▸ Problem to work on
Every line in the material below that includes "regions" should be copied.

▸ Data section
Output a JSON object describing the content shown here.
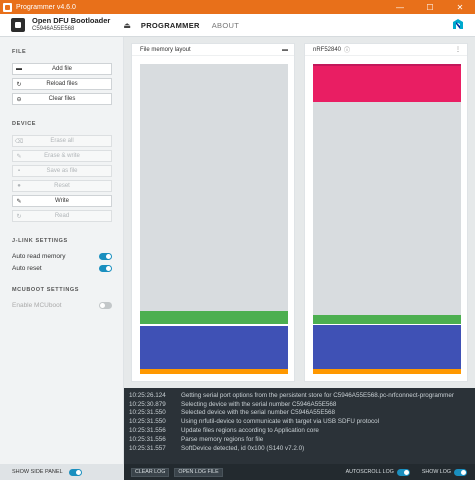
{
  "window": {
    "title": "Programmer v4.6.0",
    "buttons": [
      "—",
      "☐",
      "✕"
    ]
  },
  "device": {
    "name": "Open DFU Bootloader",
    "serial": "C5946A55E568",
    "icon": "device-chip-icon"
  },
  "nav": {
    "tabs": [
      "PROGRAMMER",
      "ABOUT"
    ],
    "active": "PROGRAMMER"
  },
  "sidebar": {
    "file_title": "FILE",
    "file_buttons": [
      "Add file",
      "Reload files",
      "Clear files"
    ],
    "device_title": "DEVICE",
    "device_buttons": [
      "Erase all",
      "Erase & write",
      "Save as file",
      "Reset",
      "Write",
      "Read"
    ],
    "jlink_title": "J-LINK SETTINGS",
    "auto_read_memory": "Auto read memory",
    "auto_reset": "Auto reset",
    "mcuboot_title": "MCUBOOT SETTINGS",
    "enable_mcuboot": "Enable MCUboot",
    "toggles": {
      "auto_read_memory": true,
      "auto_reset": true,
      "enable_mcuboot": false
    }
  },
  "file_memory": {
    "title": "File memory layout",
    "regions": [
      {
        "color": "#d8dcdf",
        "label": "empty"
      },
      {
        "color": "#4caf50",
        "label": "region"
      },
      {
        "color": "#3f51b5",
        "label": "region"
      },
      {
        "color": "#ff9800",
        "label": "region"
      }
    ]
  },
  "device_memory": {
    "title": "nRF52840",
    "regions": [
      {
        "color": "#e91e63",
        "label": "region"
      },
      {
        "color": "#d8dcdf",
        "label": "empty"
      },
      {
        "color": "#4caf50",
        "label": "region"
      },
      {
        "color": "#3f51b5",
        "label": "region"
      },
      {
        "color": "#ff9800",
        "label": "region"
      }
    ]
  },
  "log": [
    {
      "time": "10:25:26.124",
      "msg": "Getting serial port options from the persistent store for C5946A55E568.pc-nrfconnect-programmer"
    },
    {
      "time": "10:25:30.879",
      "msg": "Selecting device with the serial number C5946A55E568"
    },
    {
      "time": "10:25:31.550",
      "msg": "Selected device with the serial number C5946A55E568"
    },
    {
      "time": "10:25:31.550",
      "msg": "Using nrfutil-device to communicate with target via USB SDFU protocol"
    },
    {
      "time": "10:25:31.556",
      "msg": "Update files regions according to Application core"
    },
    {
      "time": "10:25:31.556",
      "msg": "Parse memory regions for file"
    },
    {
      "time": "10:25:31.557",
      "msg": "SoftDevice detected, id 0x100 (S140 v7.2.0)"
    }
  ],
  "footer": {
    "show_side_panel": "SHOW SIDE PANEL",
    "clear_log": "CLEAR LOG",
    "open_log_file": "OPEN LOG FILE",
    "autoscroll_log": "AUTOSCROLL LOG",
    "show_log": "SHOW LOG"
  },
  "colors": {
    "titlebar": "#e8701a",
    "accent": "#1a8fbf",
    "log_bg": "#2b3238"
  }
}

▸ Solution below
    "regions": [
    "regions": [
      "msg": "Update files regions according to Application core"
      "msg": "Parse memory regions for file"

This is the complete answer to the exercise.